A Glossary of Ingredients | Nōema Mykonos

Figs are believed to have originated in western Asia before being cultivated across the Mediterranean and making their way into the Cycladic kitchen. Technically speaking, the fig is not a fruit but an inverted flower that is pollinated by fig wasps. August is sometimes called “fig month” in Greece, as that’s when they are ripe for picking.

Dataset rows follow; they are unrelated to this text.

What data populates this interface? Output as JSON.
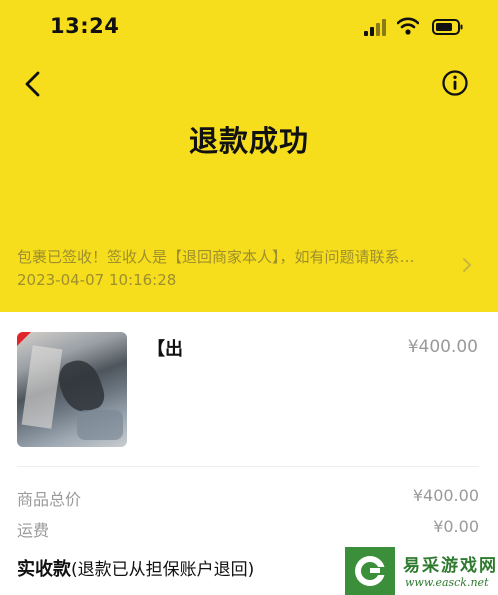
{
  "status_bar": {
    "time": "13:24"
  },
  "header": {
    "title": "退款成功"
  },
  "tracking": {
    "message": "包裹已签收！签收人是【退回商家本人】，如有问题请联系…",
    "time": "2023-04-07 10:16:28"
  },
  "product": {
    "title": "【出",
    "price": "¥400.00"
  },
  "summary": {
    "total_label": "商品总价",
    "total_value": "¥400.00",
    "shipping_label": "运费",
    "shipping_value": "¥0.00",
    "received_label": "实收款",
    "received_note": "(退款已从担保账户退回)"
  },
  "watermark": {
    "name": "易采游戏网",
    "url": "www.easck.net"
  },
  "colors": {
    "hero_yellow": "#f6de1c",
    "tracking_text": "#9d8f2e",
    "watermark_green": "#3b8e3a"
  }
}
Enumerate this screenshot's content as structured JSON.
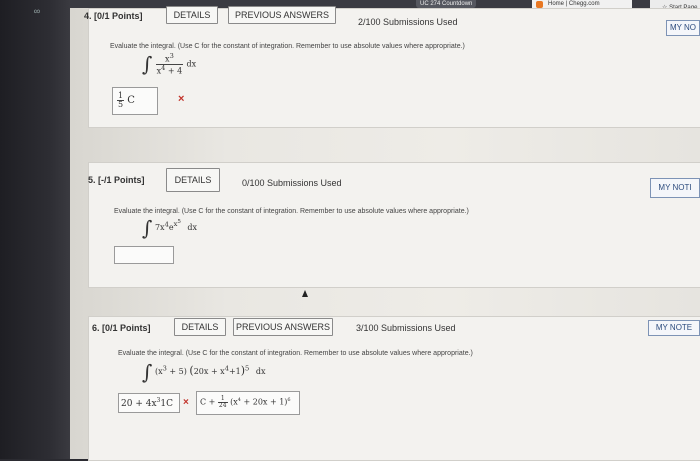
{
  "browser": {
    "countdown_tab": "UC 274 Countdown",
    "chegg_tab": "Home | Chegg.com",
    "start_page": "Start Page",
    "dock_icon": "link-icon"
  },
  "q4": {
    "header": "4. [0/1 Points]",
    "details": "DETAILS",
    "previous": "PREVIOUS ANSWERS",
    "submissions": "2/100 Submissions Used",
    "notes": "MY NO",
    "instruction": "Evaluate the integral. (Use C for the constant of integration. Remember to use absolute values where appropriate.)",
    "answer": "C",
    "answer_frac_num": "1",
    "answer_frac_den": "5",
    "result": "×"
  },
  "q5": {
    "header": "5. [-/1 Points]",
    "details": "DETAILS",
    "submissions": "0/100 Submissions Used",
    "notes": "MY NOTI",
    "instruction": "Evaluate the integral. (Use C for the constant of integration. Remember to use absolute values where appropriate.)",
    "answer": ""
  },
  "q6": {
    "header": "6. [0/1 Points]",
    "details": "DETAILS",
    "previous": "PREVIOUS ANSWERS",
    "submissions": "3/100 Submissions Used",
    "notes": "MY NOTE",
    "instruction": "Evaluate the integral. (Use C for the constant of integration. Remember to use absolute values where appropriate.)",
    "answer": "20 + 4x",
    "answer_exp": "3",
    "answer_tail": "1C",
    "result": "×",
    "correct_prefix": "C +",
    "correct_frac_num": "1",
    "correct_frac_den": "24",
    "correct_tail": "(x",
    "correct_tail2": " + 20x + 1)"
  }
}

Wild Fennel
Up until the Middle Ages, wild fennel was considered a deterrent of evil spirits, and people would stuff sprigs into their keyholes to keep away malevolent energy. Nowadays, its distinct liquorice-like flavour enhances a number of meat, vegetable, and fish dishes while also acting as a center-stage ingredient in dishes such as marathopites, the wild fennel pies loved by Cretans in particular. Wild fennel is known as maratho in Greek after the famous Marathon area south of Athens.

While geographers struggle to get their heads around the sprawling diversity of Greece, those imagining their next meal revel in what that means for kitchens across its however-many-thousand islands and outstretched, peninsula-fringed mainland. The term “Greek cuisine” is a brilliantly vague umbrella category under which “Cycladic” tries to squeeze the plethoric offerings of over 200 islands into something that’s cerebrally digestible. Here’s a half-second peek into the basket of the Nōema forager-farmer as they make their way across the Cyclades’ rocky and barren landscapes with its ups, downs, coasts, and hinterlands.

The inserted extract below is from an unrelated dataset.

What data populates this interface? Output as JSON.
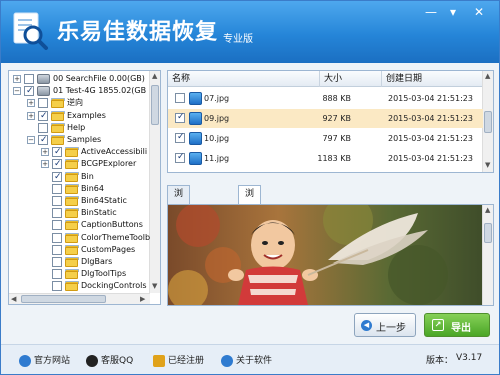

A wild seaside herb found throughout Greece, kritamo is also known as sea fennel, sea asparagus, sea pickle, and rock samphire. Thriving among rocky seaside cliffs and beaches, kritamo reflects the sea well through its unique aroma and salty flavour. As well as featuring in a number of staple Cycladic dishes, kritamo proves its versatility in medicine and the cosmetics industry today due to its high-quality antioxidants and omega-3 fats.

Rock Salt
Found where seawater meets a coastline and evaporates on the rock leaving behind a crystalline residue, rock salt contributes to the mineral richness of a dish and is instrumental in bringing out the flavours of other ingredients. Rock salt is also used to preserve and cure, which are vital methods in Cycladic cuisine. Athinagoras Kostakos, culinary director at Nōema, insists that rock salt is not just a facilitator of flavour but an ingredient in its own right.